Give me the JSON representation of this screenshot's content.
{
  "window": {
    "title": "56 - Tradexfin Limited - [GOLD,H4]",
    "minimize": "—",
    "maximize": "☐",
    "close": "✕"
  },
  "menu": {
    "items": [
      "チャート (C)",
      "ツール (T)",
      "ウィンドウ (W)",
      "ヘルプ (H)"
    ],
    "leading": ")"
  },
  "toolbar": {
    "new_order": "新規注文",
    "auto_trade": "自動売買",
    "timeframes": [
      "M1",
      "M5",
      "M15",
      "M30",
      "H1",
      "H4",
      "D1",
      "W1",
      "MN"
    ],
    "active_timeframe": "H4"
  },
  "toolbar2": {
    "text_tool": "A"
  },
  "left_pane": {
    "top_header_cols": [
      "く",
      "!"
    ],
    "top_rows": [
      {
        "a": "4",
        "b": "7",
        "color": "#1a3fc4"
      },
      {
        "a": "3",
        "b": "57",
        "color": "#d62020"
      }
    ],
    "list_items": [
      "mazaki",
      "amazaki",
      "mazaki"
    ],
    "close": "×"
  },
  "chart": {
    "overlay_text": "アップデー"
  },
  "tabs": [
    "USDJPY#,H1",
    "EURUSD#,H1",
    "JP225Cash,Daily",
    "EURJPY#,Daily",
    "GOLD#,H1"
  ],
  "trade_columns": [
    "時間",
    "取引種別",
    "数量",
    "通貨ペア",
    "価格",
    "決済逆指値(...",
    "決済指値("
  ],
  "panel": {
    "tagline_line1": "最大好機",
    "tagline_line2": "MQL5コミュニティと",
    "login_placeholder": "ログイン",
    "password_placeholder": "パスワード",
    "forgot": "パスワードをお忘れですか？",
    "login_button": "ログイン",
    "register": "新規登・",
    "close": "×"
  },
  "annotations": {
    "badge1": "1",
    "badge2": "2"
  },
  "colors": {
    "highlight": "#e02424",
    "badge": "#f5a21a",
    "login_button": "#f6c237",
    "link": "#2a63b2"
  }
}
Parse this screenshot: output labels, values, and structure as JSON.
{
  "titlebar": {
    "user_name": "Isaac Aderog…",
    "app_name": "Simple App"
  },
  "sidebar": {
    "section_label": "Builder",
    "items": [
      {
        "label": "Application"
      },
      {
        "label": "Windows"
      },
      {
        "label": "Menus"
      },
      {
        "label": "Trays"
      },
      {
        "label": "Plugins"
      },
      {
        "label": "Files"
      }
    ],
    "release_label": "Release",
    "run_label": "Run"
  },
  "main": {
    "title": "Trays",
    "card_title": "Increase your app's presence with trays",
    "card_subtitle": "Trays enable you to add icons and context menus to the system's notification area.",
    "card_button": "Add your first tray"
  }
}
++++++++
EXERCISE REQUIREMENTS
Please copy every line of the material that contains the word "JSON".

COMPLETED TASK
Give me the JSON representation of this screenshot's content.
Parse this screenshot: output labels, values, and structure as JSON.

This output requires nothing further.